Monday, July 1, 2013

Conception through Birth (for Books)

by Peg Brantley
Evocative Characters. Intriguing Crime. Compelling Stories.

Every author has his or her own process. This is mine. (At least for now.)

Idea. Mull. Mull some more. "What if" a little bit. Stream of consciousness plot concept. Research.

If it hasn't fallen apart by this point, I might have a book.

Then I'm on to character development. What makes him tick? Who is he? What life events have formed him? This applies to both the good guys and the bad guys. This step, for me, is extremely gratifying.

If my concept and my characters are strong enough to carry an entire novel, I set to work.

I'm not a pantster (someone who just sits down and lets their fingers fly without a thought ahead of time). I've tried "pantsing" it from time to time and although it's kind of fun and liberating, I end up with a manuscript that's more like a Rorschach test than an actual story. I'm also not a detailed plotter, although I sometimes think this would be the way to go, I just can't seem to get there. I write more like a bloodhound. I know what the general issue is. I know a few elements I need to track. I sense the trail and follow it, not always knowing where it's leading me, but trusting my abilities to sniff it out.

So then I'm done. I have a beginning, a middle and an end.

But does it work?

Then I do a quick read-through, looking for obvious issues. I hate when I find them, but the more books I write, the more issues I find. This is the first round of edits.

And then I do an audio edit. I employ my text to speech feature and try to pay attention to that mechanical voice as he points out my overuse of words and phrases and the occasional word that makes it past spellcheck but is absolutely not right.

I finished this phase this afternoon for THE SACRIFICE.

My next step are my beta readers. These are the readers that are almost, if not more, trusted than any member of my family or friend-circles. These guys are gonna read my manuscript in an almost raw state. It's far from polished. No editor has seen it. The bloodhound has made a report, but it doesn't always make sense.

Once my betas have had their say and I've evaluated their input, I revise for the third, fourth, seventh time. Then it's off to my editor.

(Did I tell you about my editor for THE SACRIFICE? I think I'll post about that very soon. I'm stoked.)

After my editor is finished (and I've made yet another round of revisions) it's time for my detail-oriented copyeditors/proofreaders to take a gander. A chapter that may have been without typo flaws before editing can undergo horrendous upheaval and end up with all kinds of issues. Editing can create its own subset of problems.

And then finally, it's time to let it go. Push my book out into the world.

Readers, are you interested in this process? Writers, how does yours differ?

It's all better with friends.


  1. Are your beta readers writers, crit partners or are they just readers? Do they point out problems or do they just do an overall ... like, "you need to strengthen the conflict, Peg." Just wondering.

  2. Here are some concepts for beta readers that you might find helpful:

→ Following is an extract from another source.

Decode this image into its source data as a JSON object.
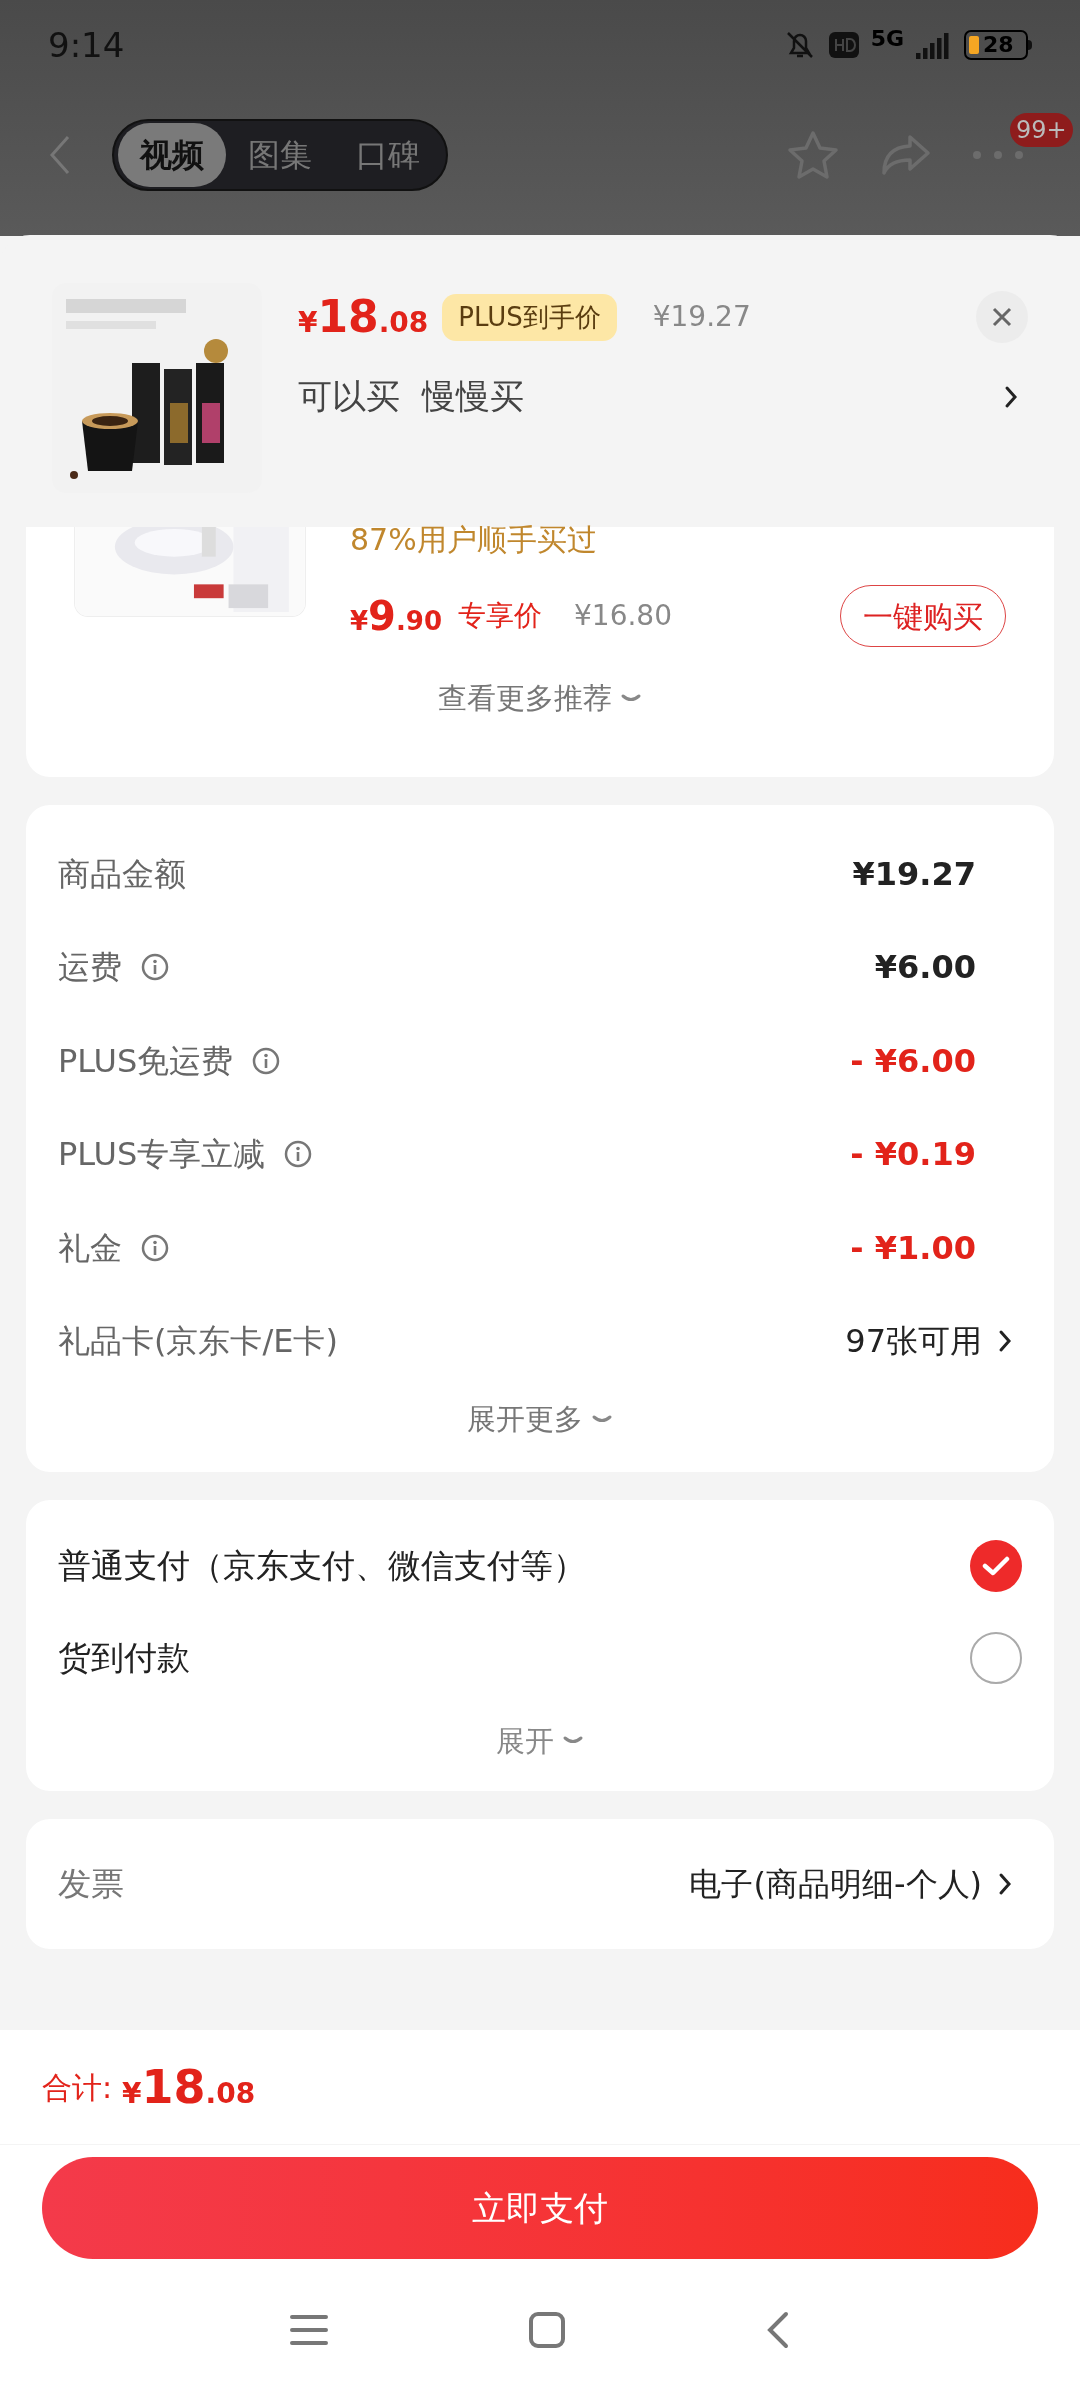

    Mine tend to run the gamut, Jess. A couple are published authors and a couple are avid readers with solid backgrounds in English. It's good to try and get someone who's never read your work before (easier said than done), and with my current one, I tried hard to find someone with depression to make sure I didn't go over the top. The thing is, they need to love your genre.

    Most beta readers are happy to look for whatever you ask them to look for. Mostly it's kind of an overall big picture read… plot, characters, pacing, ending… but most can't help but pick up the errant over-used word or other grammatical error.

    To me, a beta reader is different from a critique partner. They're getting the whole shebang in one wallop. They're my last stop before a professional editor, and hopefully they help get me real.